Problem:
From the records below, take each line where the string "Pronunciation" shows up and copy it.

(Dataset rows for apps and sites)

###

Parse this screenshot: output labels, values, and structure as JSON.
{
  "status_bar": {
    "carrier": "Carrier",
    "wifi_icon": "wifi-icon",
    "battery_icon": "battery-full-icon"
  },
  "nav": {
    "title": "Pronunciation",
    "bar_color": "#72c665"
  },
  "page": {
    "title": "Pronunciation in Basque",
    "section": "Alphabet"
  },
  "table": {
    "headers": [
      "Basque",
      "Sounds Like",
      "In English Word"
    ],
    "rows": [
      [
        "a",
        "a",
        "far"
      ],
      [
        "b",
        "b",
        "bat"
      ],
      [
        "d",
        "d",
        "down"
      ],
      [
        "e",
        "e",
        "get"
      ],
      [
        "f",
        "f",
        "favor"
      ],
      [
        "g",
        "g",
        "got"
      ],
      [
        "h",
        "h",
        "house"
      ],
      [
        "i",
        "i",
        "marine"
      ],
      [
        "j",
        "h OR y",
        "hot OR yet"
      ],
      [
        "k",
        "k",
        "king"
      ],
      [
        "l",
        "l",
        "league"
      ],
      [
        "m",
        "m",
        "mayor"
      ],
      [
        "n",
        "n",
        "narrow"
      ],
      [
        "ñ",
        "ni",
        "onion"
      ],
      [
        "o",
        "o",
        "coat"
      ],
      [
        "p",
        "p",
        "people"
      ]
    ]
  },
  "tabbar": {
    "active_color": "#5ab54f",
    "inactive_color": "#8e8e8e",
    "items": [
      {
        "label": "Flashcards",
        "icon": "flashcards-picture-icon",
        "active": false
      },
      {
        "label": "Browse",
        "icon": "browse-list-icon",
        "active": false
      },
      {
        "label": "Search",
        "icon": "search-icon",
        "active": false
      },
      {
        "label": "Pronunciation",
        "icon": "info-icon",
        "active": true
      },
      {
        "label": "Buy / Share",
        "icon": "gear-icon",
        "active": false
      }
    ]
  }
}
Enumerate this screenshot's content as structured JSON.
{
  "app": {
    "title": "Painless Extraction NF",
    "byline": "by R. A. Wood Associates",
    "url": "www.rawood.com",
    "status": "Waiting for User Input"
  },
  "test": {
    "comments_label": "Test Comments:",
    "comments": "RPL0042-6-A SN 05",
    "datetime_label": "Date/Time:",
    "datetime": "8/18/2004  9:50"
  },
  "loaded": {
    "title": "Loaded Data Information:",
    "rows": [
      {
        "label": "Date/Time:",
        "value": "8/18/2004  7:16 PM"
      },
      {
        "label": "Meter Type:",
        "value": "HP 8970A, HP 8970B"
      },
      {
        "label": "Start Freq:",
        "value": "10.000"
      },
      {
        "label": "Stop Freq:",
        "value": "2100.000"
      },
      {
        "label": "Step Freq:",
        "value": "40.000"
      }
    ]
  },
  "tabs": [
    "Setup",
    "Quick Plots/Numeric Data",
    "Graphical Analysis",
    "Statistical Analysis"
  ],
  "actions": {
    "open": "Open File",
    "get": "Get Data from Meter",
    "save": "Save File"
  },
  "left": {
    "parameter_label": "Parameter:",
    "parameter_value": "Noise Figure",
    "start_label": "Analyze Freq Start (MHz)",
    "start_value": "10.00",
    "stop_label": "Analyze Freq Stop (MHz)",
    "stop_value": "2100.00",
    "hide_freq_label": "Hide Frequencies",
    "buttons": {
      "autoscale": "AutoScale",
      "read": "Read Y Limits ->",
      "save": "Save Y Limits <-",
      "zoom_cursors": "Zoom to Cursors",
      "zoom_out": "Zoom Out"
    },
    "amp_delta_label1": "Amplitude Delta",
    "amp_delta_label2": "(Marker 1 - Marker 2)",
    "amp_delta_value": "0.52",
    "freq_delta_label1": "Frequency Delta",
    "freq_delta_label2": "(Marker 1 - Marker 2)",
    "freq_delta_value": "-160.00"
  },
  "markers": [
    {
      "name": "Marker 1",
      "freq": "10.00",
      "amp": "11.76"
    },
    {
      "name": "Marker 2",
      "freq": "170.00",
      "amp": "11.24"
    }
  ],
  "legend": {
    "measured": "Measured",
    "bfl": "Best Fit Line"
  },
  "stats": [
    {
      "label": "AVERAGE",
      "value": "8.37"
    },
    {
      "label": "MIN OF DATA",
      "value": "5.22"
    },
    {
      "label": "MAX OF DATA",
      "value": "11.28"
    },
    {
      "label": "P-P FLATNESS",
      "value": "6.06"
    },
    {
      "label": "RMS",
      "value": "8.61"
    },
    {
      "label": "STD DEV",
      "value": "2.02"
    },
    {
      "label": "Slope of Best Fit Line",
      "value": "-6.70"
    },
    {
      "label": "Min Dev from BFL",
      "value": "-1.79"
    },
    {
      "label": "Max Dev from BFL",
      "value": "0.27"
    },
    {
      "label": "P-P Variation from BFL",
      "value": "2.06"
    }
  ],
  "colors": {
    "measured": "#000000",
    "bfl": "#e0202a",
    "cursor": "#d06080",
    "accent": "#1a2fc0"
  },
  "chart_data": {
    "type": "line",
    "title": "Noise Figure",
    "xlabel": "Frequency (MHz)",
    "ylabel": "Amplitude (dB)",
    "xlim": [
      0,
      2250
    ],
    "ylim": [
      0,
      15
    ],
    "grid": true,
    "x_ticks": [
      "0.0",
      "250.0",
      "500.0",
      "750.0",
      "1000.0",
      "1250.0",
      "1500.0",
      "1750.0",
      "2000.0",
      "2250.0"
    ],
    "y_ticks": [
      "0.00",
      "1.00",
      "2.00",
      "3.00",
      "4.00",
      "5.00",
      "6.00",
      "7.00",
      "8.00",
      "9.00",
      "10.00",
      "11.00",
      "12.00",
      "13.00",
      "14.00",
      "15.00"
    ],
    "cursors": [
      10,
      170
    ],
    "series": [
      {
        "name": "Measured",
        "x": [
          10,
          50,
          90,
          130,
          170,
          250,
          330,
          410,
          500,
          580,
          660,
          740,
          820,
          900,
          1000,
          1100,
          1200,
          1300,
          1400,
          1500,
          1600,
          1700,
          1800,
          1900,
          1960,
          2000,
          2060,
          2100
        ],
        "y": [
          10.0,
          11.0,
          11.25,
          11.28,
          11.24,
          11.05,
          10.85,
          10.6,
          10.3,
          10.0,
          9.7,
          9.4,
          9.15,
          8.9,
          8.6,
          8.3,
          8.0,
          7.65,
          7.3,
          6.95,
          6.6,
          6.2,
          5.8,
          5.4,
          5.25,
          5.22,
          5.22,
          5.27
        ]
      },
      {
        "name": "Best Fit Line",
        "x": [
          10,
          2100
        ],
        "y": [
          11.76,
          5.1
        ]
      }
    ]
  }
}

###

Written solution:
    "title": "Pronunciation",
    "title": "Pronunciation in Basque",
        "label": "Pronunciation",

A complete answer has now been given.